Now they tell us!

While the distinct odor of mendacity lingers over the sudden rush to get on board the Trump train, this has the traditional arbiters of the permissible on the right—and who else can one mean other than the storied neocons?—scrambling to defend their ideological prerogatives by continuing to police the boundaries of Respectable Opinion.  On the pundit front, the neocons’ first line of defense is to adapt the trappings of populist edginess and use them to dress up the same old neocon party line: Invade the world, invite the world, in an endless cycle of national self-sacrifice in the service of pure hubris.

Their latest invention is something deemed the “Intellectual Dark Web.”  The source of this new public-relations ploy is an article by Bari Weiss, the latest entrant in the neocon sweepstakes as a Serious Voice on account of her newly won perch at the New York Times.  In a widely discussed piece, Weiss profiled one Dave Rubin, whom I must confess I’d never heard of before this current upsurge in his celebrity.  His Dave Rubin Report—basically an interview show—has managed to garner a large audience on YouTube.  Rubin’s views are stridently conventional: He’s a “classical liberal” with a slightly conservative disposition whose 15 minutes of fame have gone to his head.  He actually believes that he and his fellow IDW companions are “the main force for reason” in the culture.  It’s amazing what a New York Times profile can do to you.  In response to urgings from Ms. Weiss, he’s pledged to “police” his subjects more carefully in the future.  (Weiss took him to task for featuring Alex Jones and other “extremists” on his show.)

We’re clearly not talking about someone on the level of, say, William F. Buckley, Jr., let alone some Deep Thinker on the level of a Rothbard or a Mises, and the others are on the same level of determined mediocrity.  There’s Christina Sommers, the official “feminist” on the neoconish right who claims to represent “true” feminism as opposed to the fanatic leftist distortion practiced by actually existing feminists.  Her male costar is none other than Ben Shapiro, whose rather dull rendition of Weekly Standard-ish party line neoconservatism is neither dark nor particularly intellectual.

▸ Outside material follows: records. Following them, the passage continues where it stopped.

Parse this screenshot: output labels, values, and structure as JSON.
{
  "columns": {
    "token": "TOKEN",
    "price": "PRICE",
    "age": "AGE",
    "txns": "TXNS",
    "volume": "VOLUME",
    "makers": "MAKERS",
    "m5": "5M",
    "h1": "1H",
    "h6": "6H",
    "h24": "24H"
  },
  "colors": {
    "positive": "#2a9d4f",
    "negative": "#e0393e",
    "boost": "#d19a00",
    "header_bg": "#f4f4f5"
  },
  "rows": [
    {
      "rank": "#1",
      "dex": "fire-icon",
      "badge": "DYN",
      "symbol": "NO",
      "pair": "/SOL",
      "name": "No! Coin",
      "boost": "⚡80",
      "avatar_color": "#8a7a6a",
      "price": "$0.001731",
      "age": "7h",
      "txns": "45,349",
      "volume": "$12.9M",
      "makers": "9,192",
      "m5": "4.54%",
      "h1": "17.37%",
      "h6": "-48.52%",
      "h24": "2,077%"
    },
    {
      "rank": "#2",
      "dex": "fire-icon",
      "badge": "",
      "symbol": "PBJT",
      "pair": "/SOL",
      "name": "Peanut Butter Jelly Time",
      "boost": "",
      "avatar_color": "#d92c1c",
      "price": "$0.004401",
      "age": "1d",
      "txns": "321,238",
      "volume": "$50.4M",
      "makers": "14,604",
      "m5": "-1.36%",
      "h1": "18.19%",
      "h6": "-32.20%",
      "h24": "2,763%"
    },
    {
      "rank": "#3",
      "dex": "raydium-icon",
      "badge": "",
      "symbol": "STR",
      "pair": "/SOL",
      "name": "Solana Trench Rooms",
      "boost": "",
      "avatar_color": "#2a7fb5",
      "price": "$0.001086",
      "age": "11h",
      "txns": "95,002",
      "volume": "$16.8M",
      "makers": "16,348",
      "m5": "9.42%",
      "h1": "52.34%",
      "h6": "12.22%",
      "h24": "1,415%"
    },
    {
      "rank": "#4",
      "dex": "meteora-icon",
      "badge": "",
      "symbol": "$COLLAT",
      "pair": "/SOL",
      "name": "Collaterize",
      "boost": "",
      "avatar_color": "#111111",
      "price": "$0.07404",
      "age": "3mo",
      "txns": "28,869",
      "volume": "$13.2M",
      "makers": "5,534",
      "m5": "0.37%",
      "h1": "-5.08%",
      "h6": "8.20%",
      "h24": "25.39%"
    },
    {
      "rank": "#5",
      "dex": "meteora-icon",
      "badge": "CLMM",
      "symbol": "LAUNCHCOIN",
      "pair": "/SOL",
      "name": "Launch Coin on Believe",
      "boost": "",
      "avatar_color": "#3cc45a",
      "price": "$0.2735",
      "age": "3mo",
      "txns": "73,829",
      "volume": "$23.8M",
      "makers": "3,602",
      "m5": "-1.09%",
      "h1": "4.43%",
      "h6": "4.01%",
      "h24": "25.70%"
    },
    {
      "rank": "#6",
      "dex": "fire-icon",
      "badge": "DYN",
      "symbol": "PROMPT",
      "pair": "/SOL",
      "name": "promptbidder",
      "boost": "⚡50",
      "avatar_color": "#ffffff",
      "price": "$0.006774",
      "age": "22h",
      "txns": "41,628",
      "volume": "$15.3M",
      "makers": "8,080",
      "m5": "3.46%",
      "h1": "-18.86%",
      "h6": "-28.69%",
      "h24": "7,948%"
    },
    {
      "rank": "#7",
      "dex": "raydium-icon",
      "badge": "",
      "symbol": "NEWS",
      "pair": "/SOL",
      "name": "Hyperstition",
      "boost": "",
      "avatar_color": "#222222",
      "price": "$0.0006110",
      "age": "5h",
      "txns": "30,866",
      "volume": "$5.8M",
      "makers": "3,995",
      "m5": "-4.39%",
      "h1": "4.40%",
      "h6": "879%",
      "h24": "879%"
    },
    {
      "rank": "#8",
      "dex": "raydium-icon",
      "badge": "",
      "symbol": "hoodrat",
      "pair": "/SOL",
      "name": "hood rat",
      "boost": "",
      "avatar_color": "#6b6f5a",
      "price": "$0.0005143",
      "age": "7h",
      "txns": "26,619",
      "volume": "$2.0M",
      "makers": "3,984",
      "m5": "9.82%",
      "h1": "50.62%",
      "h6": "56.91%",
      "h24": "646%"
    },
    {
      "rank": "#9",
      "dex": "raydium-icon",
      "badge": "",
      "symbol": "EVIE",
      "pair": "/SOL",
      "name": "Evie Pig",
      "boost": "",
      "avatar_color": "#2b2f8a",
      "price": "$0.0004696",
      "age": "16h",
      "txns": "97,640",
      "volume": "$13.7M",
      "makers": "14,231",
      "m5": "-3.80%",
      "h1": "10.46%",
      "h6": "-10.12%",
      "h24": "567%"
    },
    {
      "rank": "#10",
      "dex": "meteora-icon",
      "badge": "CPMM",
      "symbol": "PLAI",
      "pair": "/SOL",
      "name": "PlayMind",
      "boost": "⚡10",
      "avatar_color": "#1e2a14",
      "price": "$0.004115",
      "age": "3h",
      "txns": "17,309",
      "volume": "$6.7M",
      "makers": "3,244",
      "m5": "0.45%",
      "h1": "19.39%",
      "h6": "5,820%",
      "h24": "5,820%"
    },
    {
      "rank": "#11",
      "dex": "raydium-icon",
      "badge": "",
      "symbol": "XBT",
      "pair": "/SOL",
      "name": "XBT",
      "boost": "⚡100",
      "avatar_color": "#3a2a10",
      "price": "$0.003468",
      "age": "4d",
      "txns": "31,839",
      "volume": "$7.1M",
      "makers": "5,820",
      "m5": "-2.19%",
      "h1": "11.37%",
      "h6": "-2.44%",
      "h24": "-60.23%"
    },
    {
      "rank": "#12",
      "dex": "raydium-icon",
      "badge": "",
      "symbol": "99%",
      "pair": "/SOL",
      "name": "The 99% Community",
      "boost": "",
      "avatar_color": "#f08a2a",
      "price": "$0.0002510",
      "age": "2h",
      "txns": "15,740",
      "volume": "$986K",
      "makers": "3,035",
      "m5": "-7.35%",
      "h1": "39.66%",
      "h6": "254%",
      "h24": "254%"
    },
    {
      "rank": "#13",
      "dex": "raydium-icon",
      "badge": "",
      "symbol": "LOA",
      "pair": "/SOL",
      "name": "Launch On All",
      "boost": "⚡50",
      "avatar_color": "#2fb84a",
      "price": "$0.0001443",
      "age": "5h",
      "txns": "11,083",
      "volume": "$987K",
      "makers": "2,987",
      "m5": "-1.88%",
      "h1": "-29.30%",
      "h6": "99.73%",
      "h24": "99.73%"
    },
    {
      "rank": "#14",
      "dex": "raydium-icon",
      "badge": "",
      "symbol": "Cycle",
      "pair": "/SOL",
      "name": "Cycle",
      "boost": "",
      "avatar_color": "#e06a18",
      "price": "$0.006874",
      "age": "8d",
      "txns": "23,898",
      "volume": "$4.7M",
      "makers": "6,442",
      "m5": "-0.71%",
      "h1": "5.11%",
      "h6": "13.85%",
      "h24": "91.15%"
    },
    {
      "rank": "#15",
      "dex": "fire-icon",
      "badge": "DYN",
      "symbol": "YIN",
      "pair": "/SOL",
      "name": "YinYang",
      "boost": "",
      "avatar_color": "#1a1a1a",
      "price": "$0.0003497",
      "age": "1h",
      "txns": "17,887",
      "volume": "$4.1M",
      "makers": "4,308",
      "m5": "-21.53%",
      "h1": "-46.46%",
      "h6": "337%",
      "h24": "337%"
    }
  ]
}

Other IDW types include Sam Harris, a professional atheist who makes a particular target of Muslims, and Bret Weinstein, a professor who was driven out of his job at Evergreen State College for refusing to participate in “A Day Without White People.”  Also included is Jordan Peterson, a psychologist-philosopher whose Jungian ideology and rather superficial self-help books have become inexplicably exciting for the aimless beta males who make up his fan base.

This is what’s considered “daring” in our pathetic era: a bunch of second-rate neocons armed with second-hand bromides, posing as brave provocateurs.

When cant is out of favor, and a populist revolution has the neocons scared out of their wits, their only defense is to co-opt the Trumpian enthusiasm by creating a controlled opposition—a fake-populist cadre of “dissident” intellectuals who are neither true dissidents nor intellectuals in any but the most careless sense of the term.

Meanwhile, the true intellectual dissidents—many of whom write for this magazine—go unheralded.  But that’s OK, because in the long run they will have far more of an impact on the culture than the fly-by-night nonentities of the “Intellectual Dark Web.”      


You have not viewed any products recently.